» Assignment: Your task is to find every line of the listing that includes "main" and copy it.
═════ Dataset content ═════
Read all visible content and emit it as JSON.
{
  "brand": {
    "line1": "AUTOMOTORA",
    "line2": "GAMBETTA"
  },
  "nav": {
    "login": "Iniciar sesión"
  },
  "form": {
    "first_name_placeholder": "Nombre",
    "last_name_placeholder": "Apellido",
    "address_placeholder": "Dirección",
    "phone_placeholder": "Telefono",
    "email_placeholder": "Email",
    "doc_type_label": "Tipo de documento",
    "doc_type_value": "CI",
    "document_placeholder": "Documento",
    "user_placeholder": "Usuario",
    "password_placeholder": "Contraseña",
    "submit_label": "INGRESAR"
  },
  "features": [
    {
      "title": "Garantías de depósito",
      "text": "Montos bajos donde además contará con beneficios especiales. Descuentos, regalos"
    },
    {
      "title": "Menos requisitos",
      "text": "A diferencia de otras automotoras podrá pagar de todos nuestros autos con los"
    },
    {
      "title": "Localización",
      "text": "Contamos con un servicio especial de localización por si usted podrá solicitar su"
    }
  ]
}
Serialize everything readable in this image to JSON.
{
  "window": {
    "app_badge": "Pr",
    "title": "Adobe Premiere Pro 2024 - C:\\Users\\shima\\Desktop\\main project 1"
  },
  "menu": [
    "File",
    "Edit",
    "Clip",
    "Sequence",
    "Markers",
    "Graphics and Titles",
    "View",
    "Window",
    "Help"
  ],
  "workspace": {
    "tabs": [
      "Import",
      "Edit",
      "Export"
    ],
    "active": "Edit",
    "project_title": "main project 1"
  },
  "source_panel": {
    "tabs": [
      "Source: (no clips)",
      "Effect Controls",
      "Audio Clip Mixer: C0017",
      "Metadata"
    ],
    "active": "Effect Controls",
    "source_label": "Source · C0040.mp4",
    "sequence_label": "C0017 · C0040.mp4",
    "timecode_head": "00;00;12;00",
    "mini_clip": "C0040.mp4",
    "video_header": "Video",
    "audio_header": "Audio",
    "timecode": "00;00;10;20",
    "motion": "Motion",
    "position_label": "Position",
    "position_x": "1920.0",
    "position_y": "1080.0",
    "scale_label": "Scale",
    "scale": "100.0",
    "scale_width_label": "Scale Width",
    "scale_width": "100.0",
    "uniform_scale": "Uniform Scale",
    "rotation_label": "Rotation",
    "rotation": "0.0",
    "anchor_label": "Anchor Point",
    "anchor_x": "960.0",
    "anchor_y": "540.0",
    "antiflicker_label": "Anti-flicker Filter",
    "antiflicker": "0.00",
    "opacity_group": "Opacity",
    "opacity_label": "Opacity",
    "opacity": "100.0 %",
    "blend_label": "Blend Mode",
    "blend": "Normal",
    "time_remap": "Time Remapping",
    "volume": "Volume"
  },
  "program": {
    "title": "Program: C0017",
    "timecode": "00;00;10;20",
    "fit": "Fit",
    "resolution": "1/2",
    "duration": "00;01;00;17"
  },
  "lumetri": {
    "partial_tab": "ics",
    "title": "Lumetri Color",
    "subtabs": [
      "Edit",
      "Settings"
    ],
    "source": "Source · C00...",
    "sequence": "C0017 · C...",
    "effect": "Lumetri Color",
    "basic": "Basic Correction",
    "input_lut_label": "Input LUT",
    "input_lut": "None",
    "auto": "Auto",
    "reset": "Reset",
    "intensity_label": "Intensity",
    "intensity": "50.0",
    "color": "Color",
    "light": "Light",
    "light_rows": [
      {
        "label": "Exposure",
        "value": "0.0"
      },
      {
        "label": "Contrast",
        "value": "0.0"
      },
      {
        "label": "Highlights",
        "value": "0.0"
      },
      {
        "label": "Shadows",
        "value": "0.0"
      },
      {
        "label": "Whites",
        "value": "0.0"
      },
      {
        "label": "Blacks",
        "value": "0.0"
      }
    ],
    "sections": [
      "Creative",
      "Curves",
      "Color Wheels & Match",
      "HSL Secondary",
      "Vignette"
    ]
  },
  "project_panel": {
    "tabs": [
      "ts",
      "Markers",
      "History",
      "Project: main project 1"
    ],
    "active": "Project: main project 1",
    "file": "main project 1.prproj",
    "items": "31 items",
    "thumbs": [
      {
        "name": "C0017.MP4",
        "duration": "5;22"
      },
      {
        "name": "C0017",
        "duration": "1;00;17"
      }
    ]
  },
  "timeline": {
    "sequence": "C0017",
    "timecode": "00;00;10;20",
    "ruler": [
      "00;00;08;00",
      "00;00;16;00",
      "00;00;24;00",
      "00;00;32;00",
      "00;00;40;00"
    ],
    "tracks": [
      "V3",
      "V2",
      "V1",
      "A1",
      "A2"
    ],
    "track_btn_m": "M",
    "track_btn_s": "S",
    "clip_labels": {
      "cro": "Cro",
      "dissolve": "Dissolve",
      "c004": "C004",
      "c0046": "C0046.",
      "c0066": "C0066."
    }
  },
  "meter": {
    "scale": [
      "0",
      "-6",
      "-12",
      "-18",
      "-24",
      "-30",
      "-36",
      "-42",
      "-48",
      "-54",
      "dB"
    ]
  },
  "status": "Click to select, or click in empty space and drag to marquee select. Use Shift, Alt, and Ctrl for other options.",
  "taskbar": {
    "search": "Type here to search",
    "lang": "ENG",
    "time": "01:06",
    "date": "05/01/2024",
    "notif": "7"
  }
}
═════
» Completed exercise:
    "title": "Adobe Premiere Pro 2024 - C:\\Users\\shima\\Desktop\\main project 1"
    "project_title": "main project 1"
      "Project: main project 1"
    "active": "Project: main project 1",
    "file": "main project 1.prproj",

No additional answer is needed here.